= Beginning of Section =

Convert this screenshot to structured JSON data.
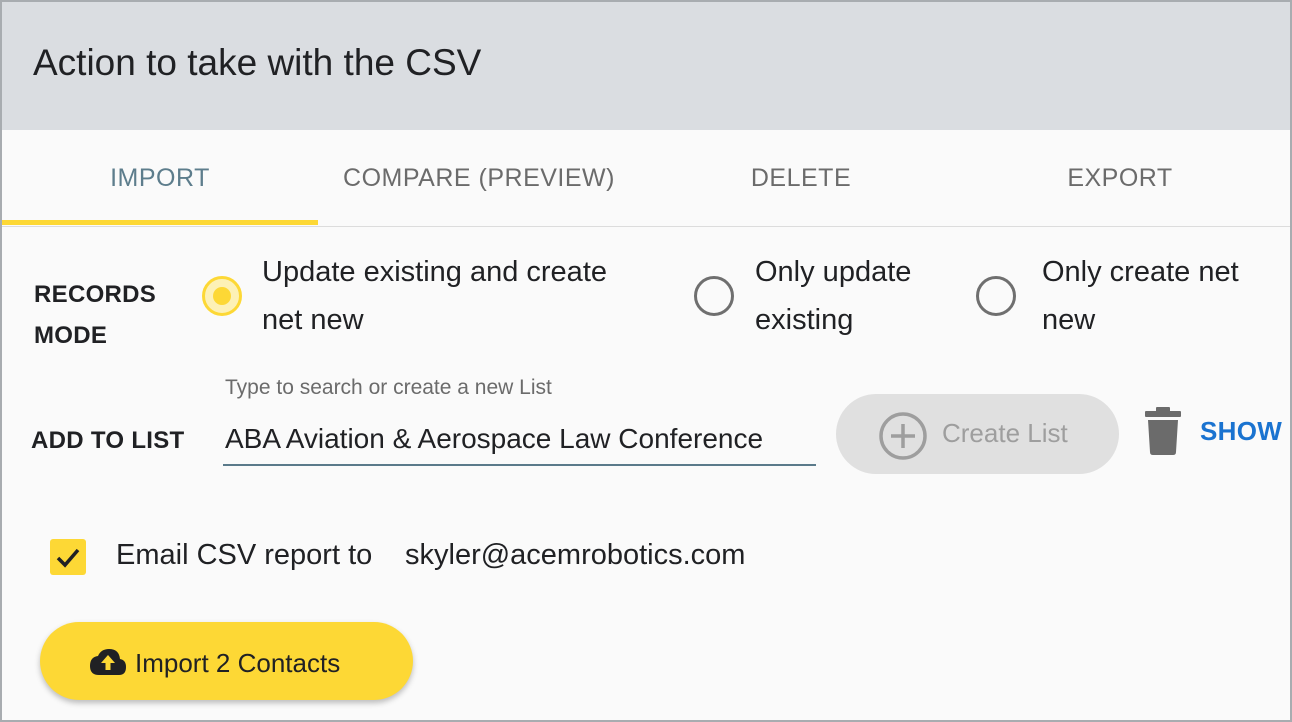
{
  "header": {
    "title": "Action to take with the CSV"
  },
  "tabs": [
    {
      "label": "IMPORT",
      "active": true
    },
    {
      "label": "COMPARE (PREVIEW)",
      "active": false
    },
    {
      "label": "DELETE",
      "active": false
    },
    {
      "label": "EXPORT",
      "active": false
    }
  ],
  "records_mode": {
    "label": "RECORDS MODE",
    "label_line1": "RECORDS",
    "label_line2": "MODE",
    "options": [
      {
        "line1": "Update existing and create",
        "line2": "net new",
        "checked": true
      },
      {
        "line1": "Only update",
        "line2": "existing",
        "checked": false
      },
      {
        "line1": "Only create net",
        "line2": "new",
        "checked": false
      }
    ]
  },
  "add_to_list": {
    "label": "ADD TO LIST",
    "hint": "Type to search or create a new List",
    "value": "ABA Aviation & Aerospace Law Conference",
    "create_label": "Create List",
    "show_label": "SHOW"
  },
  "email_report": {
    "checked": true,
    "label": "Email CSV report to",
    "email": "skyler@acemrobotics.com"
  },
  "import_button": {
    "label": "Import 2 Contacts"
  },
  "colors": {
    "accent": "#fdd835",
    "header_bg": "#dadde1",
    "active_tab": "#5d7d8c",
    "link": "#1a73d0"
  },
  "icons": {
    "create": "plus-circle-icon",
    "delete": "trash-icon",
    "checkbox": "check-icon",
    "import": "cloud-upload-icon"
  }
}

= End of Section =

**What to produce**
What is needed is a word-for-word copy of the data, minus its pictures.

**Finished exercise**
Convert this screenshot to structured JSON data.
{
  "header": {
    "title": "Action to take with the CSV"
  },
  "tabs": [
    {
      "label": "IMPORT",
      "active": true
    },
    {
      "label": "COMPARE (PREVIEW)",
      "active": false
    },
    {
      "label": "DELETE",
      "active": false
    },
    {
      "label": "EXPORT",
      "active": false
    }
  ],
  "records_mode": {
    "label": "RECORDS MODE",
    "label_line1": "RECORDS",
    "label_line2": "MODE",
    "options": [
      {
        "line1": "Update existing and create",
        "line2": "net new",
        "checked": true
      },
      {
        "line1": "Only update",
        "line2": "existing",
        "checked": false
      },
      {
        "line1": "Only create net",
        "line2": "new",
        "checked": false
      }
    ]
  },
  "add_to_list": {
    "label": "ADD TO LIST",
    "hint": "Type to search or create a new List",
    "value": "ABA Aviation & Aerospace Law Conference",
    "create_label": "Create List",
    "show_label": "SHOW"
  },
  "email_report": {
    "checked": true,
    "label": "Email CSV report to",
    "email": "skyler@acemrobotics.com"
  },
  "import_button": {
    "label": "Import 2 Contacts"
  },
  "colors": {
    "accent": "#fdd835",
    "header_bg": "#dadde1",
    "active_tab": "#5d7d8c",
    "link": "#1a73d0"
  },
  "icons": {
    "create": "plus-circle-icon",
    "delete": "trash-icon",
    "checkbox": "check-icon",
    "import": "cloud-upload-icon"
  }
}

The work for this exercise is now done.